You've rediscovered a couple of things...
"Binary tree" does not automatically mean "binary search tree".
The text-book form of a data structure isn't the end of the story. Data structures can be adapted and "augmented". Some augmented data structures are text-book examples in their own right - e.g. interval trees.
Adding extra summary data to each node is a fairly common trick with tree data structures. A favorite of mine is including subtree size information alongside key summaries. In that way, I have containers that can easily support subscripted access as well as key-based search. In my case, these are multiway trees with all data items in the leaf nodes (basically B+ trees). So the keys in the branch nodes are really just another form of summary - the first (or last) key in the subtree. With both subtree-sizes and discrete-typed keys, another sometimes-useful trick is being able to search in O(log n) time for the lowest key >= some minimum that isn't already present in the tree.
And obviously, it's just as valid to not have keys at all if you don't need them. A container that supports subscripting but not key-based search is, of course, an array or vector. A multiway tree version might be appropriate if you need a huge vector with frequent insertions/deletions at arbitrary positions, though it's a niche thing at best. A binary tree based vector might have some niche application too.
One example I have using subtree size summaries isn't really a data structure as it relies on underlying containers. It's used where the information is logically structured as a tree.

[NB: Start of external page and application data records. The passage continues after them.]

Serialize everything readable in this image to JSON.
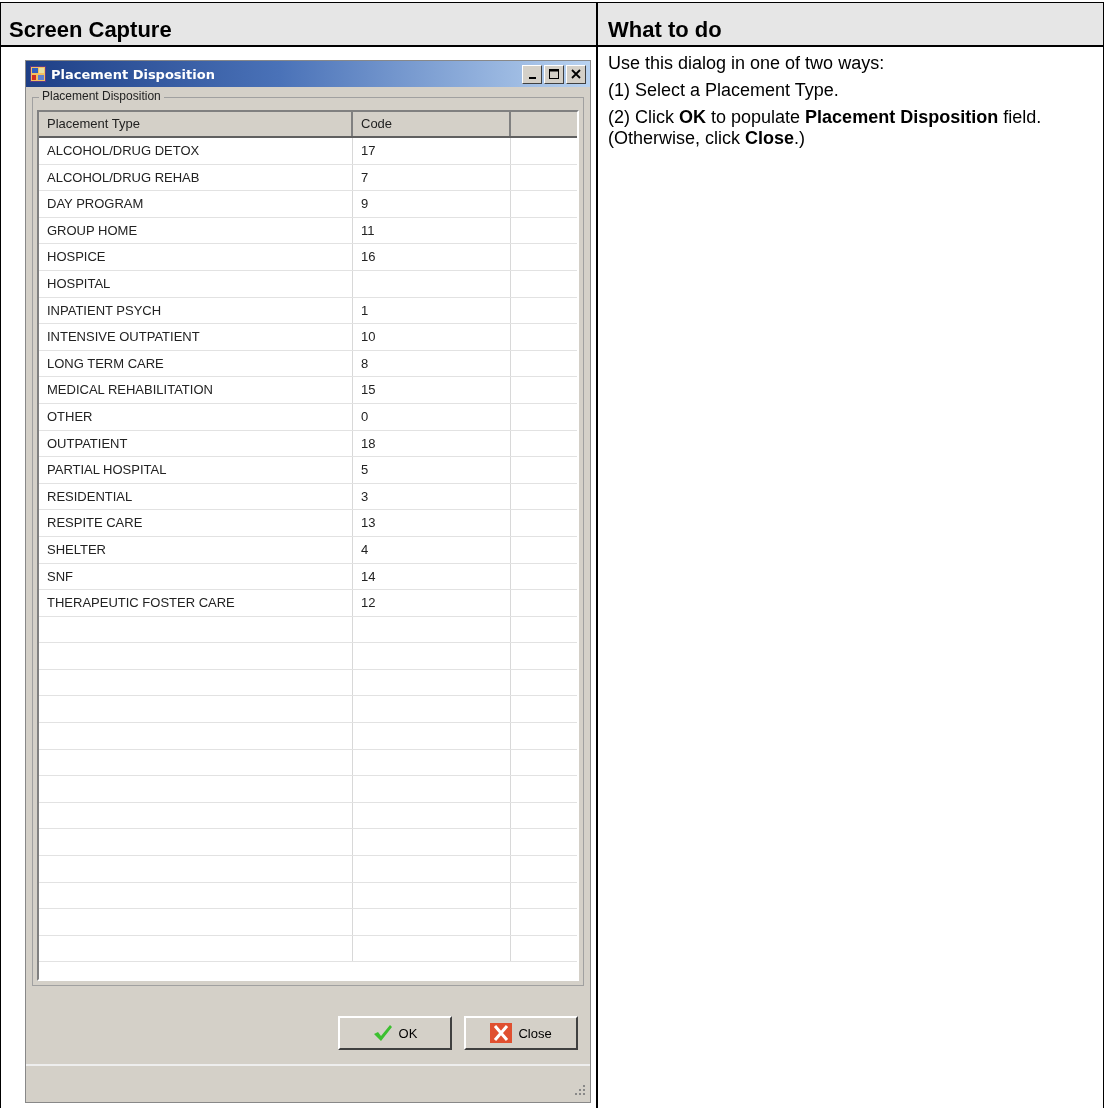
{
  "document": {
    "columns": [
      "Screen Capture",
      "What to do"
    ]
  },
  "dialog": {
    "title": "Placement Disposition",
    "group_label": "Placement Disposition",
    "table": {
      "columns": [
        "Placement Type",
        "Code"
      ],
      "rows": [
        {
          "placement_type": "ALCOHOL/DRUG DETOX",
          "code": "17"
        },
        {
          "placement_type": "ALCOHOL/DRUG REHAB",
          "code": "7"
        },
        {
          "placement_type": "DAY PROGRAM",
          "code": "9"
        },
        {
          "placement_type": "GROUP HOME",
          "code": "11"
        },
        {
          "placement_type": "HOSPICE",
          "code": "16"
        },
        {
          "placement_type": "HOSPITAL"
        },
        {
          "placement_type": "INPATIENT PSYCH",
          "code": "1"
        },
        {
          "placement_type": "INTENSIVE OUTPATIENT",
          "code": "10"
        },
        {
          "placement_type": "LONG TERM CARE",
          "code": "8"
        },
        {
          "placement_type": "MEDICAL REHABILITATION",
          "code": "15"
        },
        {
          "placement_type": "OTHER",
          "code": "0"
        },
        {
          "placement_type": "OUTPATIENT",
          "code": "18"
        },
        {
          "placement_type": "PARTIAL HOSPITAL",
          "code": "5"
        },
        {
          "placement_type": "RESIDENTIAL",
          "code": "3"
        },
        {
          "placement_type": "RESPITE CARE",
          "code": "13"
        },
        {
          "placement_type": "SHELTER",
          "code": "4"
        },
        {
          "placement_type": "SNF",
          "code": "14"
        },
        {
          "placement_type": "THERAPEUTIC FOSTER CARE",
          "code": "12"
        }
      ]
    },
    "buttons": [
      {
        "label": "OK",
        "kind": "ok"
      },
      {
        "label": "Close",
        "kind": "close"
      }
    ]
  },
  "instructions": [
    "Use this dialog in one of two ways:",
    "(1) Select a Placement Type.",
    "(2) Click **OK** to populate **Placement Disposition** field. (Otherwise, click **Close**.)"
  ]
}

In a BST, the data is logically structured as a sorted sequence - the end-user doesn't know or care that that's implemented via tree structures. This class is used where parent/child relationships are relevant to the application.
The underlying data is normally held in a similar way to how you'd build tree structures within a relational database - items have parent fields etc - though the library is decoupled from that by being a C++ policy-driven template. It works through a set of simple calls such as
Get_Next_Child and so on, which are usually trivial to implement.
I call the library an "XML tool", basically because it supports a view of the underlying tree that is similar to XML elements. You can traverse the whole tree, for example, and you will see begin "tags" and end "tags" for each node in the order you'd expect to see the tags in an XML file representing that tree. There's other traversal orders, such as "treeview" (preorder), and there's support for subscripting as well as simple traversal.
And there's support for summaries where every item gets a size (which can be zero, but not negative) and a running total is kept. I've used this e.g. for a tree-table control that I admittedly never finished. When an item is collapsed, it's total size summary for its descendants is forced to zero (with changes propogated up the tree) so that searches based on position within this view of the tree don't see those descendants. That makes it easy to find and iterate the currently visible items.
BTW - the unfinished GUI tree table control was never the most important application - it's just an easy one to visualise.